Decades ago when the Internet was a distant dream, copyright legislation existed to protect content found in the physical world. As a result, most countries have robust legislation in place to tackle someone counterfeiting a CD or DVD, for example.
With the rise of online digital content, some of that legislation has been struggling to catch up. In the UK, for example, offline infringement is punishable by up to 10 years in jail, while online infringement currently carries a maximum two-year sentence.
Back in March 2014, Mike Weatherley MP, then IP advisor to former Prime Minister David Cameron, said that the disparity “sends all the wrong messages” and something should be done to correct it. Fast forward to today, and the UK is extremely close to making ten-year sentences for online infringement a reality.
The amendment contained in the Digital Economy Bill certainly ticks all the boxes as far as rightsholders are concerned. However, there is a serious problem for the general public.
As the draft law currently stands, anyone who makes available any amount of copyrighted content without permission will open themselves up to criminal liability, if when doing so they expose a copyright owner to the “risk of loss”. That definition is extremely broad and depending on how rightsholders choose to frame any infringement, prosecutions could have a worryingly low bar to entry.
This hasn’t gone unnoticed to the Open Rights Group, who have been putting the government under pressure to include specific wording in the legislation to ensure that a clear criminal threshold is written into the law. It also expressed concerns that the amendments could encourage more copyright trolls in the UK.
The government has now formally responded to ORG but not in any positive way.
“The criminal offenses penalize communicating a copyright work to the public and infringing a performer’s ‘making available’ right. Both of these acts are considered criminal where a person knows, or has reason to believe, that they are infringing the right and either intends to make a monetary gain, or knows or has reason to believe that they will cause loss or expose the rights holder to a risk of loss in money,” the government writes.
“These offenses focus on those causing harm either for monetary gain or a monetary loss or risk of loss to the rights holder. A mental element has been introduced which requires an intention to make a gain or knowledge or reason to believe that the copyright owner will suffer loss or be exposed to a risk of loss.”
As ORG points out in its response, many small-time infringements can be intentional, from using a photograph of a pop star on a personal site through to low-volume sharing music on torrent networks.
“As we have said, publication without a license is often an intentional act, where people either know or ought to know that they are infringing copyright. The question is whether these usually minor offenses are worthy of criminal sanctions?” the group writes.
“The acts appear to be criminal under the proposed offense. We understand that they are unlikely to be sentenced, or even prosecuted, but the question remains as to why these minor acts should be criminalized, rather than being subject to civil charges.”
It’s a question that the government doesn’t appear to want to answer, despite the relatively easy job of introducing a threshold for criminal behavior into the relevant Digital Economy Bill section.
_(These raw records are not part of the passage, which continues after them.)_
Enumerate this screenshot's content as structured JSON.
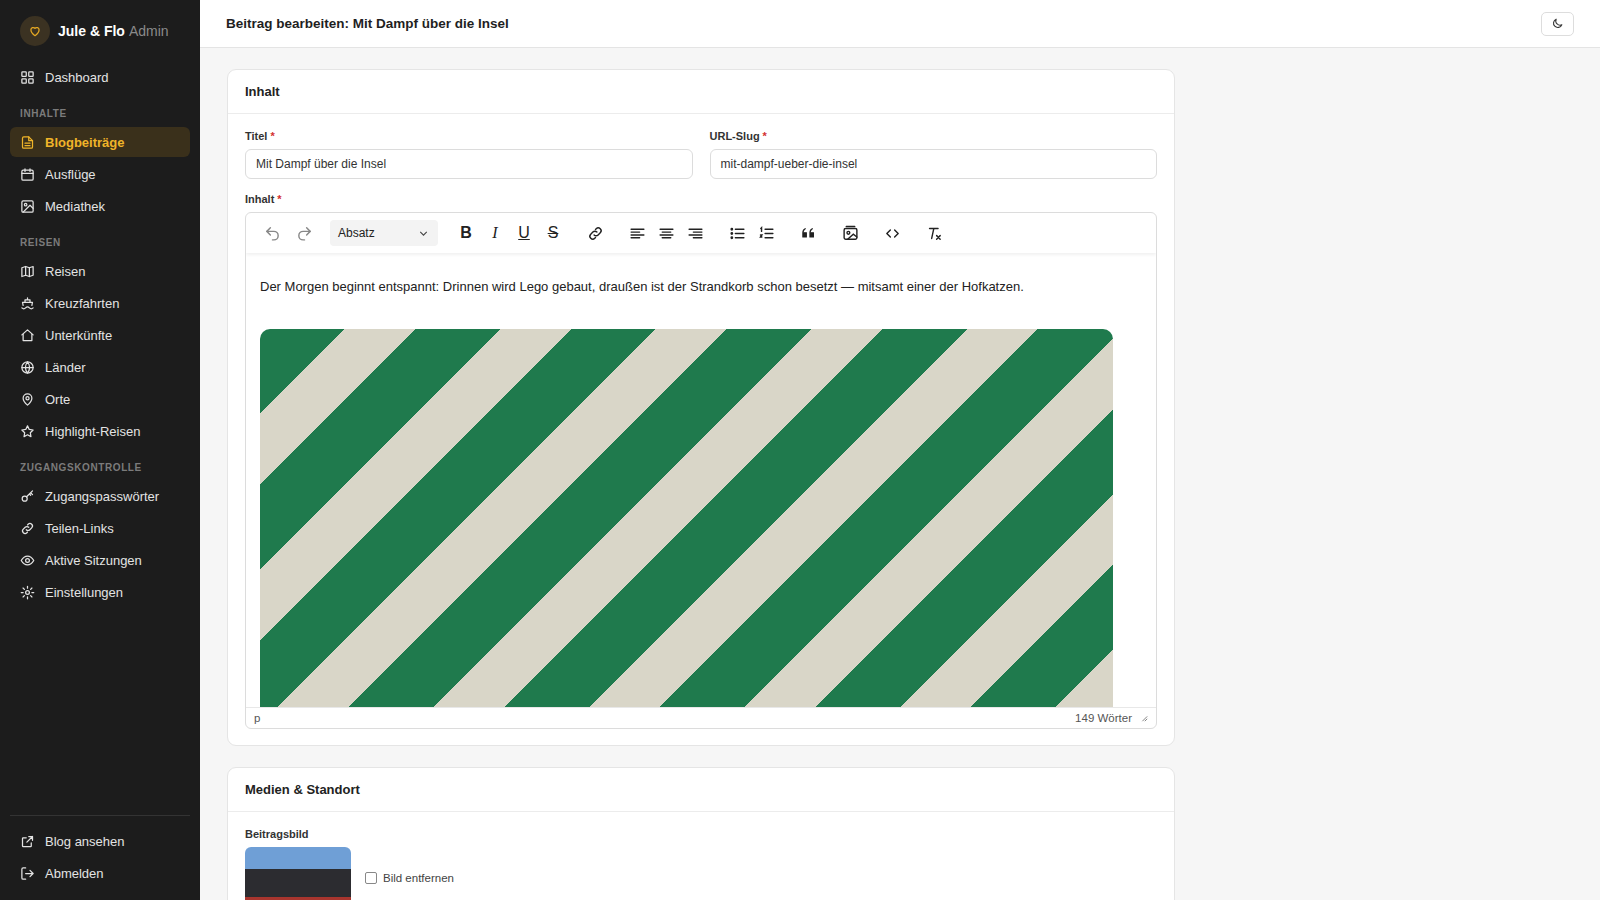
{
  "brand": {
    "name": "Jule & Flo",
    "suffix": "Admin"
  },
  "nav_top": [
    {
      "label": "Dashboard",
      "selected": false
    }
  ],
  "sections": [
    {
      "heading": "INHALTE",
      "items": [
        {
          "label": "Blogbeiträge",
          "selected": true
        },
        {
          "label": "Ausflüge",
          "selected": false
        },
        {
          "label": "Mediathek",
          "selected": false
        }
      ]
    },
    {
      "heading": "REISEN",
      "items": [
        {
          "label": "Reisen",
          "selected": false
        },
        {
          "label": "Kreuzfahrten",
          "selected": false
        },
        {
          "label": "Unterkünfte",
          "selected": false
        },
        {
          "label": "Länder",
          "selected": false
        },
        {
          "label": "Orte",
          "selected": false
        },
        {
          "label": "Highlight-Reisen",
          "selected": false
        }
      ]
    },
    {
      "heading": "ZUGANGSKONTROLLE",
      "items": [
        {
          "label": "Zugangspasswörter",
          "selected": false
        },
        {
          "label": "Teilen-Links",
          "selected": false
        },
        {
          "label": "Aktive Sitzungen",
          "selected": false
        },
        {
          "label": "Einstellungen",
          "selected": false
        }
      ]
    }
  ],
  "nav_footer": [
    {
      "label": "Blog ansehen"
    },
    {
      "label": "Abmelden"
    }
  ],
  "page_title": "Beitrag bearbeiten: Mit Dampf über die Insel",
  "content_card": {
    "title": "Inhalt",
    "required_mark": "*",
    "fields": [
      {
        "label": "Titel",
        "required": true,
        "value": "Mit Dampf über die Insel"
      },
      {
        "label": "URL-Slug",
        "required": true,
        "value": "mit-dampf-ueber-die-insel"
      }
    ],
    "editor": {
      "label": "Inhalt",
      "required": true,
      "format": "Absatz",
      "text_buttons": [
        "B",
        "I",
        "U",
        "S"
      ],
      "paragraph": "Der Morgen beginnt entspannt: Drinnen wird Lego gebaut, draußen ist der Strandkorb schon besetzt — mitsamt einer der Hofkatzen.",
      "path": "p",
      "word_count": "149 Wörter"
    }
  },
  "media_card": {
    "title": "Medien & Standort",
    "image_label": "Beitragsbild",
    "remove_label": "Bild entfernen",
    "remove_checked": false
  }
}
“Our proposal is to set a threshold of ‘commercial scale loss’, and revising ‘risk of loss’ to ‘serious risk of commercial scale loss’. These are flexible rather than ‘specific’, so the government’s objection does not make sense to us,” ORG notes.
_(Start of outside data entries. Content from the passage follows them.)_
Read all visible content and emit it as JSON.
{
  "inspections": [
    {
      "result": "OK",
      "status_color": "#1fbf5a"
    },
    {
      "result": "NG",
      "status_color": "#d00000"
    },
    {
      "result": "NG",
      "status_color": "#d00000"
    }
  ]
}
But despite these calls, the government remains unmoved.
“It would not be practical for the government to set a specific level of loss or gain at which infringement becomes a criminal offense. This is because the circumstances of each infringement needs to be taken into account,” it says.
The government’s comments on copyright trolling also raise concerns. While correctly noting that rightsholders are perfectly entitled to seek compensation when their rights are infringed, the government notes that those targeted have a support mechanism at hand, should they feel they are being bullied.
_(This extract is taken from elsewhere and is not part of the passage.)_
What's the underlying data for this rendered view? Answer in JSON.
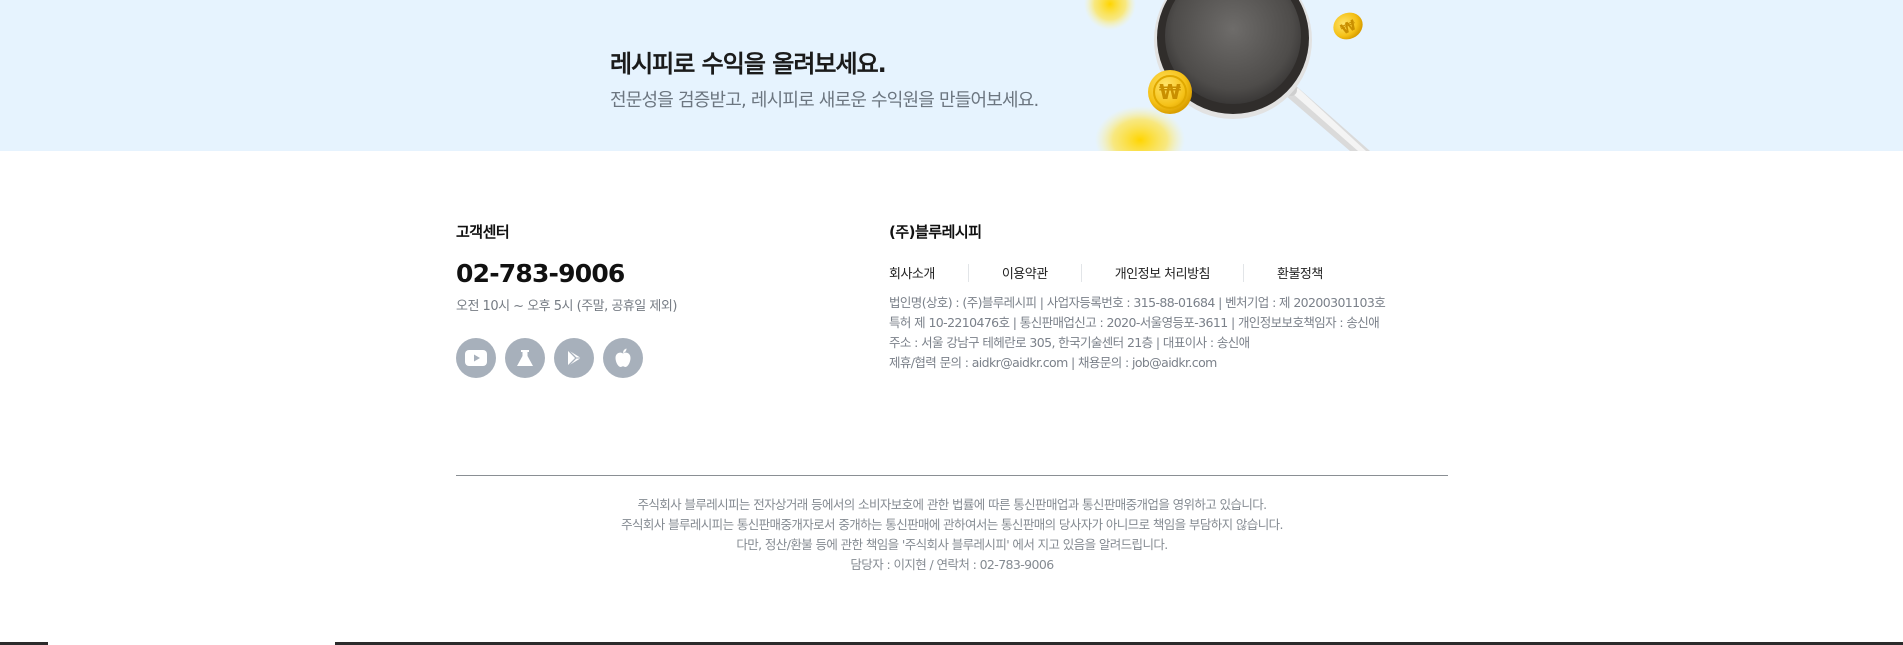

“Copyright owners are entitled to enforce their rights. On occasion this may include contacting members of the public who are alleged to have infringed their rights. Such approaches are entirely legal,” the government notes.
“However if done in a threatening or harassing way, members of the public can report the solicitors in question to the Solicitor’s Regulatory Authority (SRA). The SRA has taken action in previous such cases.”
The SRA has indeed taken action against at least one rogue solicitor, but this Achilles heel was quickly spotted by copyright trolling companies. Now, to avoid this kind of scrutiny, none of the trolls currently active in the UK use solicitors to contact the public, it’s all done by private companies. That means the SRA has no jurisdiction and the public has no body of support to fall back on.
Open Rights Group Executive Director Jim Killock informs TorrentFreak that the government’s resistance on both counts leaves the public open to exploitation and even imprisonment.
“ORG supporters asked for small and sensible changes to the Digital Economy Bill, which would reduce the risk of ordinary people facing the threat of criminal charges,” Killock informs TF.
“The IPO haven’t adequately explained why they cannot or should not introduce a threshold for criminality. Without these changes, we could see people being exploited by copyright trolls and threatened with prison sentences for minor offenses.”
The Open Rights Group are calling for supporters to keep up the pressure by emailing Jo Johnson MP, before it’s too late.